Or when you fitted a new kitchen? Or bought some new shoes? Of course, you will have considered their function but more than likely you will also have taken into account other things such as the make or colour of the car, how fabulous your kitchen might look or what others might think of your shoes. For some, function is their main priority; as long as the car gets them from A to B, the kitchen has space to cook a meal and the shoes are comfortable. For many, however. form plays just as an important part as function.
In the book by Donald Norman “Emotional Design: Why we Love (or Hate) Everyday Things”, Norman- a cognitive scientist- describes how engagement with a product is much more than just what it can do for us on a functional level. He talks about the relationship between emotion and utility, alongside the influences of aesthetics on the products we engage with.
Ugly can often render itself unusable; I can think of many things in my life I wouldn’t consider having in my home, or wearing, because I perceive it to be ugly, unattractive or Just Not Me. Yet how often do we see one-size-fits-all environments that have been designed for people who are less physically able? The blue anti-slip flooring in a level access shower with floor to ceiling square white tiles and grab rails attached to every available wall? Imposing ramps with tubular steel rails up to a person’s front door? Equipment that did not match the colour of a person’s bathroom (not so common now, but back in the day when avocado green bathrooms were à la mode a white raised toilet seat stood out like a sore thumb).
This is something that I’ve been interested in for many years and decided to research for my master’s degree dissertation. The results showed an overwhelming feeling that appearance of assistive equipment and adaptations does matter. Be this because the user doesn’t want their disability to stand out, or because they want to be able to celebrate it and be individual - I always remember the participant who wanted a leopard print wheelchair. Thankfully wetrooms have become more common place and so bathrooms are now being designed in a more inclusive way and grabrails can be less obtrusive and part of a funky design. Sleek toilets that would not be amiss in an upmarket hotel.

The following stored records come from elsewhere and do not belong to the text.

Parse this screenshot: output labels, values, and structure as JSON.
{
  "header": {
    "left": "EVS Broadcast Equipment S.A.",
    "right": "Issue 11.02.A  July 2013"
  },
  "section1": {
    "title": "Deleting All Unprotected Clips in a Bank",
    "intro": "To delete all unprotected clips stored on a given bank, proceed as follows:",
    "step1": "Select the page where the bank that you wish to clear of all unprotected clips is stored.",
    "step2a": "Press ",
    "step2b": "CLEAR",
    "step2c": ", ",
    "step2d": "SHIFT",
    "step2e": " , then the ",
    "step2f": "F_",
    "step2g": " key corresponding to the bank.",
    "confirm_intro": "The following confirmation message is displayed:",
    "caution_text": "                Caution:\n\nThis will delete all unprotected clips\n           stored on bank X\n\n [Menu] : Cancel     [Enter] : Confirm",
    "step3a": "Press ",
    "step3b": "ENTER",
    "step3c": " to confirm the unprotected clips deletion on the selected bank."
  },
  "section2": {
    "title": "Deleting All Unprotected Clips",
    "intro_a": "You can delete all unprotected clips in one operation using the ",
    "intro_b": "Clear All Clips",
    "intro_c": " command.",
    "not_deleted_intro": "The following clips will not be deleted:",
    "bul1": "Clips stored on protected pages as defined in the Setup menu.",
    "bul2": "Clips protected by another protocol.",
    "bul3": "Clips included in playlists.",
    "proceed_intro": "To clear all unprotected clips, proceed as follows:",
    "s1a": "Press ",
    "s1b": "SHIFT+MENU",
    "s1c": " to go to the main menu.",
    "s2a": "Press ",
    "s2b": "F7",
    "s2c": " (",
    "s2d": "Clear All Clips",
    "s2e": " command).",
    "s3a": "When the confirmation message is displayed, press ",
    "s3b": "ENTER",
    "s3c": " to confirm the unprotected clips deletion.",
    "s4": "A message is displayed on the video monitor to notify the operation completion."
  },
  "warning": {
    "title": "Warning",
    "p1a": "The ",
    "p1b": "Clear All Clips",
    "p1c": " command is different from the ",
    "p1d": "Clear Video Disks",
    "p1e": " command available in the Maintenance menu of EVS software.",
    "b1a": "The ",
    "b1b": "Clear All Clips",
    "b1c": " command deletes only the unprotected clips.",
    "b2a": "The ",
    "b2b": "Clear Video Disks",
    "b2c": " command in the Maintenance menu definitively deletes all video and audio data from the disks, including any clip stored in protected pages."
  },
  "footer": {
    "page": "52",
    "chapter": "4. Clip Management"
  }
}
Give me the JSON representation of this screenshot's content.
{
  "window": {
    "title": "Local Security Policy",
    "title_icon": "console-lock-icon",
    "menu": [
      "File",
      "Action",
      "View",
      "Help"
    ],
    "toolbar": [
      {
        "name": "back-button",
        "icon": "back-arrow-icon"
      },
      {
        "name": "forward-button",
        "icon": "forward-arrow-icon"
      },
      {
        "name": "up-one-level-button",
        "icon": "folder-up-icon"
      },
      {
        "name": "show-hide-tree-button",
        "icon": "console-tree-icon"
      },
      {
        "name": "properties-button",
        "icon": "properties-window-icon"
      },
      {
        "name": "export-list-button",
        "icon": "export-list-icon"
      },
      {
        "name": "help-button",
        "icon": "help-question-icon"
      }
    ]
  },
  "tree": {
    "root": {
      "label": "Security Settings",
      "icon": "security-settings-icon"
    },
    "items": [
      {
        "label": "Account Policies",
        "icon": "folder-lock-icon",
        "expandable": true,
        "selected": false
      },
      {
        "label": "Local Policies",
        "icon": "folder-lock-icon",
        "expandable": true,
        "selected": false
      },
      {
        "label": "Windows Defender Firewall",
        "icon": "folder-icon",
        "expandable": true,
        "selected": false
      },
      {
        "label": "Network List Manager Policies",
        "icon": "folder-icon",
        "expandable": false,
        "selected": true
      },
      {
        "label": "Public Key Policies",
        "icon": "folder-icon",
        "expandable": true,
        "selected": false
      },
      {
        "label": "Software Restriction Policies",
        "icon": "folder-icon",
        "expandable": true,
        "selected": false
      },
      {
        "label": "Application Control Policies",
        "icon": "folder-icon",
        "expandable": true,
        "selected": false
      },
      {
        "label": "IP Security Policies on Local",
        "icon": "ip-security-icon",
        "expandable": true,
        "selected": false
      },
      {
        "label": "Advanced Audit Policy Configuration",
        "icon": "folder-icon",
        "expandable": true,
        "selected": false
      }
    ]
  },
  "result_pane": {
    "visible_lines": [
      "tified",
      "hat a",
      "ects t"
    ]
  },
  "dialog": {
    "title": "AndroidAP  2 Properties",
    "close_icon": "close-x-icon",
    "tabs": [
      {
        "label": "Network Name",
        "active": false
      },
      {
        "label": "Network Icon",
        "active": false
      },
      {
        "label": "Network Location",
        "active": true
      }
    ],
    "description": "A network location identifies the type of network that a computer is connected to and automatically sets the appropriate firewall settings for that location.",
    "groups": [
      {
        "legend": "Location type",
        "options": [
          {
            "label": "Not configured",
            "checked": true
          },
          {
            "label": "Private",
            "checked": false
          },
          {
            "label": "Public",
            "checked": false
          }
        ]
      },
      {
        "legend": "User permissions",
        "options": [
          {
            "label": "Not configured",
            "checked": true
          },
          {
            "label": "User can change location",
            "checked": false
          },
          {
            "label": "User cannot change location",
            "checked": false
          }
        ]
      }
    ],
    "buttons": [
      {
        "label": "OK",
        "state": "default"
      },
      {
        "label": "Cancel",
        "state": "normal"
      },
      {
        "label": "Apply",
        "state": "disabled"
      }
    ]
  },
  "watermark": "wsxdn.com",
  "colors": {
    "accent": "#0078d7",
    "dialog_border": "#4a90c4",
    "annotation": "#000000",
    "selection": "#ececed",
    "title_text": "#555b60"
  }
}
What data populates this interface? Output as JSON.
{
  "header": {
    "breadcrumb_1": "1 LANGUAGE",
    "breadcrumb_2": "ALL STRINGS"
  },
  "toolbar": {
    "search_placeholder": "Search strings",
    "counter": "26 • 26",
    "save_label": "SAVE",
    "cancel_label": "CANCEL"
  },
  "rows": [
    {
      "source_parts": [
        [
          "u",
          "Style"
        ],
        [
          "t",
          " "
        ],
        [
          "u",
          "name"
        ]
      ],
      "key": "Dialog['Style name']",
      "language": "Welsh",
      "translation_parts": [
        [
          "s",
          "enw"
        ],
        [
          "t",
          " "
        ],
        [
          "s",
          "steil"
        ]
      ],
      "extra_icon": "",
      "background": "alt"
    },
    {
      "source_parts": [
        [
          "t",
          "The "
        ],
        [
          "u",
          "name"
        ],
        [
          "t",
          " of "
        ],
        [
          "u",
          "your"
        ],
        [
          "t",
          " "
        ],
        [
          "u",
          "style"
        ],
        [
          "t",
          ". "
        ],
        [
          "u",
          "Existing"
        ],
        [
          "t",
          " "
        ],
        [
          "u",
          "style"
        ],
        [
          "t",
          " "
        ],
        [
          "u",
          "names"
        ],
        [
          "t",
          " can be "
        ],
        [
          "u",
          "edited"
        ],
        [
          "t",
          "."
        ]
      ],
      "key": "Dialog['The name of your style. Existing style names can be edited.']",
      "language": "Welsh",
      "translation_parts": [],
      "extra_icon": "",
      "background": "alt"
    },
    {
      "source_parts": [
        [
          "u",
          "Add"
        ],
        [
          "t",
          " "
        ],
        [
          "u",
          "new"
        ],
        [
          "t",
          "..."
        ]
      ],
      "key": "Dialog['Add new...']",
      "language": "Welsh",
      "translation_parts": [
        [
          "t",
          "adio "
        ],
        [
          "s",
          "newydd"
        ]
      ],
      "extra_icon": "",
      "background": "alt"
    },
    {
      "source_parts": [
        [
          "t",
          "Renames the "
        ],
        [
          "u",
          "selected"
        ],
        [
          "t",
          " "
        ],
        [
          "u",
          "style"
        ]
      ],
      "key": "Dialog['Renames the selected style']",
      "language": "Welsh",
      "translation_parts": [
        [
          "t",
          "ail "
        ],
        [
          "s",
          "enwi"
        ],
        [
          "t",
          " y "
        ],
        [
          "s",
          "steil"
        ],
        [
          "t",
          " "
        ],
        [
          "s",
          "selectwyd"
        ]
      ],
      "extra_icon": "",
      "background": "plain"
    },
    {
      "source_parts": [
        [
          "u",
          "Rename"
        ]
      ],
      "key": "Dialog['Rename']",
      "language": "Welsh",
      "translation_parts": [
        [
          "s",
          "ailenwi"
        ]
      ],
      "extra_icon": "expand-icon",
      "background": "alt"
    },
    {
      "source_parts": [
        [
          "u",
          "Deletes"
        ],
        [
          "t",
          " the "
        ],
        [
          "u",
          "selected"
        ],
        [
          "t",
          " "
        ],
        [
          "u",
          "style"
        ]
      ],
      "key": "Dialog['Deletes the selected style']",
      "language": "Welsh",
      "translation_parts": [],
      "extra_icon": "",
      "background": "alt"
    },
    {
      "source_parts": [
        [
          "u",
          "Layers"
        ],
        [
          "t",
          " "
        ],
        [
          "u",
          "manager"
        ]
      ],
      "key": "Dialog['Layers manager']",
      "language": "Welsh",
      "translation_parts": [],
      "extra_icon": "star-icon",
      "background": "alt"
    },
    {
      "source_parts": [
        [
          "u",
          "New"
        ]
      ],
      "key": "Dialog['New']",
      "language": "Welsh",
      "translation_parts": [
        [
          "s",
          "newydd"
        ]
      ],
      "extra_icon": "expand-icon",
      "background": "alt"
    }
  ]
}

We still have a long way to go but let it all be our mission for accessible spaces to also be beautiful spaces. As Donald Norman says “Attractive things work better… when you wash and wax a car, it drives better, doesn’t it? Or at least feels like it does….”